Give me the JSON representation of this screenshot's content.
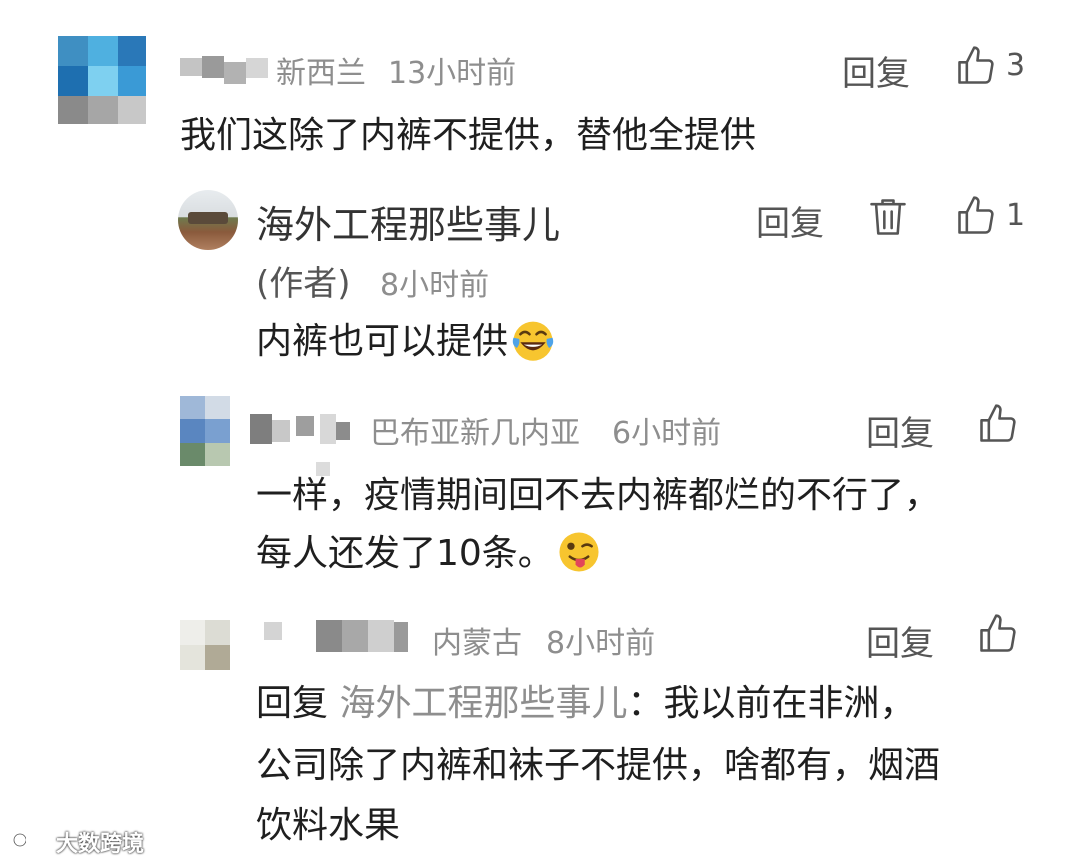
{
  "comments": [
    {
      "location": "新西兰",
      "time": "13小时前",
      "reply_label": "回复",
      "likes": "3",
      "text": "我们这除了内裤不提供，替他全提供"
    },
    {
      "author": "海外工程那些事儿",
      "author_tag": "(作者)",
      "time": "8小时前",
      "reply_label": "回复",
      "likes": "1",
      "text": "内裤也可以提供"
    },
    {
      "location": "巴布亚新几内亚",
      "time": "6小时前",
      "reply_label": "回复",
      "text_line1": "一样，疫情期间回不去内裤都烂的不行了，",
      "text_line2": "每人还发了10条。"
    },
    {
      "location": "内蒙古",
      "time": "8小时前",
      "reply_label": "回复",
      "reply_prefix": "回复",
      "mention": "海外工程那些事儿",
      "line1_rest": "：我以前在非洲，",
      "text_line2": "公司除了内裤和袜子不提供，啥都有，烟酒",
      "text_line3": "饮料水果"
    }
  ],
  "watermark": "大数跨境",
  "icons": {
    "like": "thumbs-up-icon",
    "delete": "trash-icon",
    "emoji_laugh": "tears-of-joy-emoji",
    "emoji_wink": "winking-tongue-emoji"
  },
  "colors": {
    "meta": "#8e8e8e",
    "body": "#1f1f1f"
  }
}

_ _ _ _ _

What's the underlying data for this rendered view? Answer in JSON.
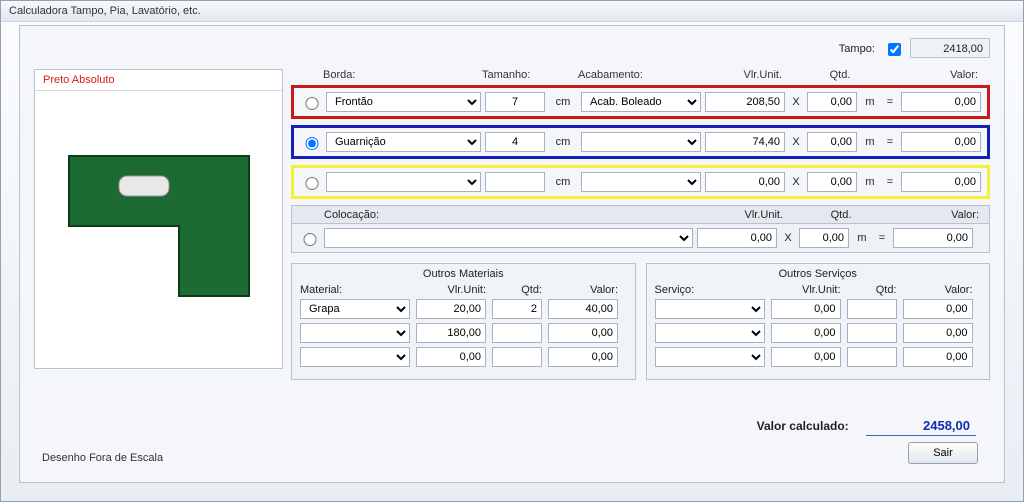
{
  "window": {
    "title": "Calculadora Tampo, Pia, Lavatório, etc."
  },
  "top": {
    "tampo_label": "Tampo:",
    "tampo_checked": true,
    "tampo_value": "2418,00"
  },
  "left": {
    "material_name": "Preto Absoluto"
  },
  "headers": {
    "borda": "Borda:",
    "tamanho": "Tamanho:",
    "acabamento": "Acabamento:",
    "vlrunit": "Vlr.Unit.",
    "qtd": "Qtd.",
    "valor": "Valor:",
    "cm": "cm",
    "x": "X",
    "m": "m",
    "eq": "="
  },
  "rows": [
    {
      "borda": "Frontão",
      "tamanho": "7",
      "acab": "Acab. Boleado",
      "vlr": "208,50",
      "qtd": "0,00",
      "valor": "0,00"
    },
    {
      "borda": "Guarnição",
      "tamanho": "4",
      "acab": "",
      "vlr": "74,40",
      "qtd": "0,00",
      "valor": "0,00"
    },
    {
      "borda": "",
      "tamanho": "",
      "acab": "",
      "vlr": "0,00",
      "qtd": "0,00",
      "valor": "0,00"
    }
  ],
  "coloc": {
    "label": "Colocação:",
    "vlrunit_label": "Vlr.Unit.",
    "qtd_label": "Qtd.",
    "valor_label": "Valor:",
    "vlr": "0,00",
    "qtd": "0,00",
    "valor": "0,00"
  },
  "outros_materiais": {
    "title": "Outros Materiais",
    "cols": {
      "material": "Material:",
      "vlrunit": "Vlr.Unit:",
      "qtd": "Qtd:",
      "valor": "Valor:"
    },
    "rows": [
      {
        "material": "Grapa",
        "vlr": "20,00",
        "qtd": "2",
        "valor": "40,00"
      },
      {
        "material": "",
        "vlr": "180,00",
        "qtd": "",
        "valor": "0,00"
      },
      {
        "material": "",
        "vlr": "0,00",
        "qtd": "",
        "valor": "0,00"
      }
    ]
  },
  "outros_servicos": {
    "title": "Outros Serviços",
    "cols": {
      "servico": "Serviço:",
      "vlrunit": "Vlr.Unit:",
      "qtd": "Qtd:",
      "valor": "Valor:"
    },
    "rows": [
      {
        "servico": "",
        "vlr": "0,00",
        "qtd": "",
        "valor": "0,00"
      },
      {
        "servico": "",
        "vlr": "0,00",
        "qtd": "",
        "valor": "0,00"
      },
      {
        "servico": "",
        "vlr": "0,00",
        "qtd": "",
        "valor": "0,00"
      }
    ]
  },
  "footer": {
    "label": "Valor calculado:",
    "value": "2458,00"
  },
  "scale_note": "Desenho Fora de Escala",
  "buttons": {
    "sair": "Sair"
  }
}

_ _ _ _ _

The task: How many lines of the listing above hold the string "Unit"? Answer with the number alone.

Answer space: 4